═════ DATASET EXTRACT

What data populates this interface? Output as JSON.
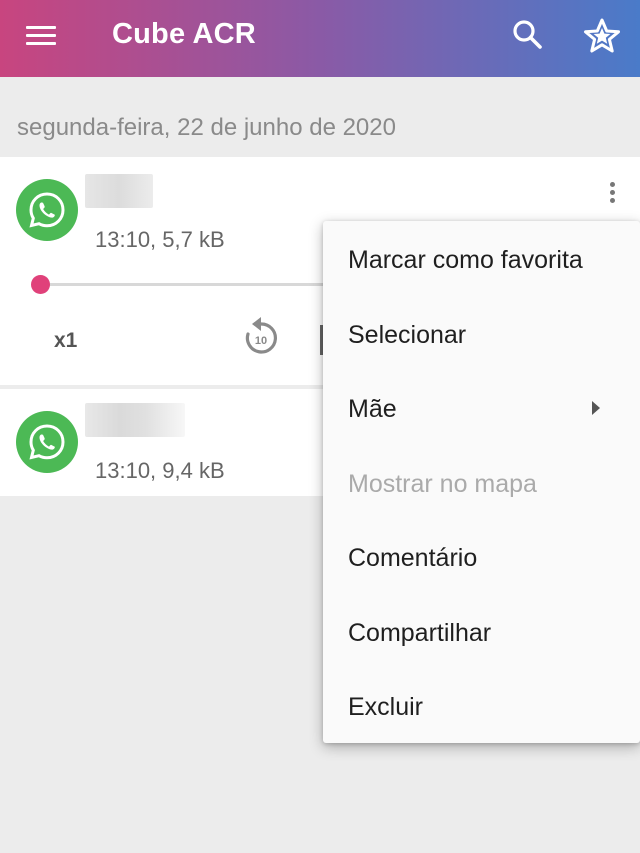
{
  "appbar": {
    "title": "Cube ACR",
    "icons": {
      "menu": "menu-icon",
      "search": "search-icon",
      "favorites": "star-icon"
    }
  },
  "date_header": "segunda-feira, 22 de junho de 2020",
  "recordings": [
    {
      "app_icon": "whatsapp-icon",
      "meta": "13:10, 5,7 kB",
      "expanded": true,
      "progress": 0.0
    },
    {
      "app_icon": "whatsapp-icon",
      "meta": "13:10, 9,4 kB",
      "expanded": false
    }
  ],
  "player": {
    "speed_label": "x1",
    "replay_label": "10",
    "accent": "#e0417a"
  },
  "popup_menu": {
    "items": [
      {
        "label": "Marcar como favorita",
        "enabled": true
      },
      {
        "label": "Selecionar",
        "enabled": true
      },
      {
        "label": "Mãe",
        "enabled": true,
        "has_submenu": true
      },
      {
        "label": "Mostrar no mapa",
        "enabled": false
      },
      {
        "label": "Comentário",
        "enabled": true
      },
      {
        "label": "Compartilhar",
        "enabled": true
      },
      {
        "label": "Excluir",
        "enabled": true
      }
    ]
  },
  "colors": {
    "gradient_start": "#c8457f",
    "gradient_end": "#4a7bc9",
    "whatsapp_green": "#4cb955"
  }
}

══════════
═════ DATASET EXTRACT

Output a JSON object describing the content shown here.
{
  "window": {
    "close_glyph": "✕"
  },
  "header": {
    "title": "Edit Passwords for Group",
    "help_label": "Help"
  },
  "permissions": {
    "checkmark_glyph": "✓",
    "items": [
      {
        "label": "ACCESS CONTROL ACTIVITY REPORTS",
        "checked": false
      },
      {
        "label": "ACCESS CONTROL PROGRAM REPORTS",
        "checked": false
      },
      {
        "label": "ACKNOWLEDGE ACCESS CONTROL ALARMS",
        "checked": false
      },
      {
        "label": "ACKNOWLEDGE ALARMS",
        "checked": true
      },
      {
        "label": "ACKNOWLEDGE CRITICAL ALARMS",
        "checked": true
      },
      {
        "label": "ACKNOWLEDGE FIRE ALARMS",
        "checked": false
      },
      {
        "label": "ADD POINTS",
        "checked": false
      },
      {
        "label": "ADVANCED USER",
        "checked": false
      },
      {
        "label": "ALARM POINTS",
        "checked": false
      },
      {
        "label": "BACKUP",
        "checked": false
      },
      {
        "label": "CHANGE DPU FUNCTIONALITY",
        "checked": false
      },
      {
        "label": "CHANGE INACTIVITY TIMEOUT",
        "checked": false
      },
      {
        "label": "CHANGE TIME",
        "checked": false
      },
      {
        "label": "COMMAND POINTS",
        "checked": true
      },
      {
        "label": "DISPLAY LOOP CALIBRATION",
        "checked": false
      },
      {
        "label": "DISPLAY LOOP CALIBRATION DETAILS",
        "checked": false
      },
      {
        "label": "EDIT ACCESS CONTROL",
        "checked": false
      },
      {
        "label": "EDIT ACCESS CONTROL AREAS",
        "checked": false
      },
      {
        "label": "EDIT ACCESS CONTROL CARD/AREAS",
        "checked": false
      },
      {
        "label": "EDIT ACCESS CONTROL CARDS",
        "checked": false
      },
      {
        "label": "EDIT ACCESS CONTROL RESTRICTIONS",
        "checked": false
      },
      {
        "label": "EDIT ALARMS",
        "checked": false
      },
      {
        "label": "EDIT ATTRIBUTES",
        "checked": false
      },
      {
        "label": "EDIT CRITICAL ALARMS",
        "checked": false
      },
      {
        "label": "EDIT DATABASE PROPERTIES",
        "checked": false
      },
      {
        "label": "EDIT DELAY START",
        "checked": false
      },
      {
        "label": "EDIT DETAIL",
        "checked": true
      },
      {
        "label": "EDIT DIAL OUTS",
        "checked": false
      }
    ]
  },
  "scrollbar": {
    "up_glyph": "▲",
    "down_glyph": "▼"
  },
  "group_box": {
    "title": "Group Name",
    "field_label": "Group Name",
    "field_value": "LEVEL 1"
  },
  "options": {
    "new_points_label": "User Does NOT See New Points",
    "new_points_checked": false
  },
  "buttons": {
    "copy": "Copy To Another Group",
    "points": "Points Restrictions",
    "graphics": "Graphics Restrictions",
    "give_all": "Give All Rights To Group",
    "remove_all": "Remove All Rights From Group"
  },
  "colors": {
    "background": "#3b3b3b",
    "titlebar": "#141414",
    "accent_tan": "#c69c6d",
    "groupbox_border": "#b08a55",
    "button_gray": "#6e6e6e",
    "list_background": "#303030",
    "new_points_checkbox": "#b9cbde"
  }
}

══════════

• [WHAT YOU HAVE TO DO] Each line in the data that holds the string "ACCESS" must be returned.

• [RESPONSE]
        "label": "ACCESS CONTROL ACTIVITY REPORTS",
        "label": "ACCESS CONTROL PROGRAM REPORTS",
        "label": "ACKNOWLEDGE ACCESS CONTROL ALARMS",
        "label": "EDIT ACCESS CONTROL",
        "label": "EDIT ACCESS CONTROL AREAS",
        "label": "EDIT ACCESS CONTROL CARD/AREAS",
        "label": "EDIT ACCESS CONTROL CARDS",
        "label": "EDIT ACCESS CONTROL RESTRICTIONS",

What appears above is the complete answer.